───── SUPPLIED DATA ─────

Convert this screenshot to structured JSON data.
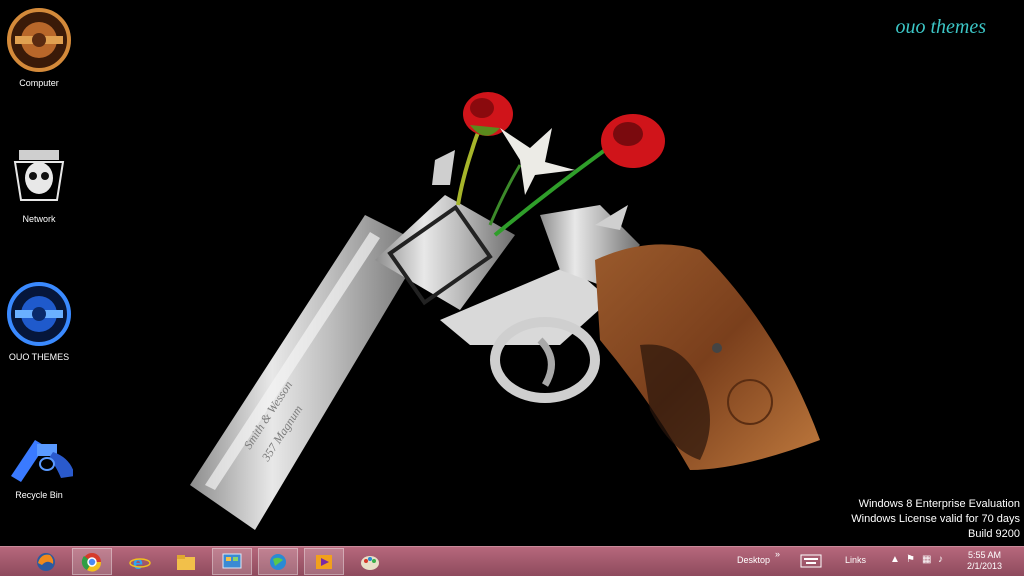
{
  "brand": "ouo themes",
  "desktop_icons": [
    {
      "label": "Computer",
      "icon": "gnr-logo-icon"
    },
    {
      "label": "Network",
      "icon": "skull-logo-icon"
    },
    {
      "label": "OUO THEMES",
      "icon": "gnr-blue-logo-icon"
    },
    {
      "label": "Recycle Bin",
      "icon": "revolver-icon"
    }
  ],
  "engravings": {
    "line1": "Smith & Wesson",
    "line2": "357 Magnum"
  },
  "watermark": {
    "line1": "Windows 8 Enterprise Evaluation",
    "line2": "Windows License valid for 70 days",
    "line3": "Build 9200"
  },
  "taskbar": {
    "apps": [
      "firefox-icon",
      "chrome-icon",
      "internet-explorer-icon",
      "file-explorer-icon",
      "control-panel-icon",
      "network-globe-icon",
      "media-icon",
      "paint-icon"
    ],
    "desktop_label": "Desktop",
    "chevron": "»",
    "links_label": "Links",
    "clock_time": "5:55 AM",
    "clock_date": "2/1/2013"
  },
  "colors": {
    "taskbar": "#a35b6f",
    "brand": "#3cc6c6",
    "rose": "#d0141a"
  }
}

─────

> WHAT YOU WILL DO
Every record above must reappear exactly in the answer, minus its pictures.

> OUTPUT OF THE EXERCISE
Convert this screenshot to structured JSON data.
{
  "brand": "ouo themes",
  "desktop_icons": [
    {
      "label": "Computer",
      "icon": "gnr-logo-icon"
    },
    {
      "label": "Network",
      "icon": "skull-logo-icon"
    },
    {
      "label": "OUO THEMES",
      "icon": "gnr-blue-logo-icon"
    },
    {
      "label": "Recycle Bin",
      "icon": "revolver-icon"
    }
  ],
  "engravings": {
    "line1": "Smith & Wesson",
    "line2": "357 Magnum"
  },
  "watermark": {
    "line1": "Windows 8 Enterprise Evaluation",
    "line2": "Windows License valid for 70 days",
    "line3": "Build 9200"
  },
  "taskbar": {
    "apps": [
      "firefox-icon",
      "chrome-icon",
      "internet-explorer-icon",
      "file-explorer-icon",
      "control-panel-icon",
      "network-globe-icon",
      "media-icon",
      "paint-icon"
    ],
    "desktop_label": "Desktop",
    "chevron": "»",
    "links_label": "Links",
    "clock_time": "5:55 AM",
    "clock_date": "2/1/2013"
  },
  "colors": {
    "taskbar": "#a35b6f",
    "brand": "#3cc6c6",
    "rose": "#d0141a"
  }
}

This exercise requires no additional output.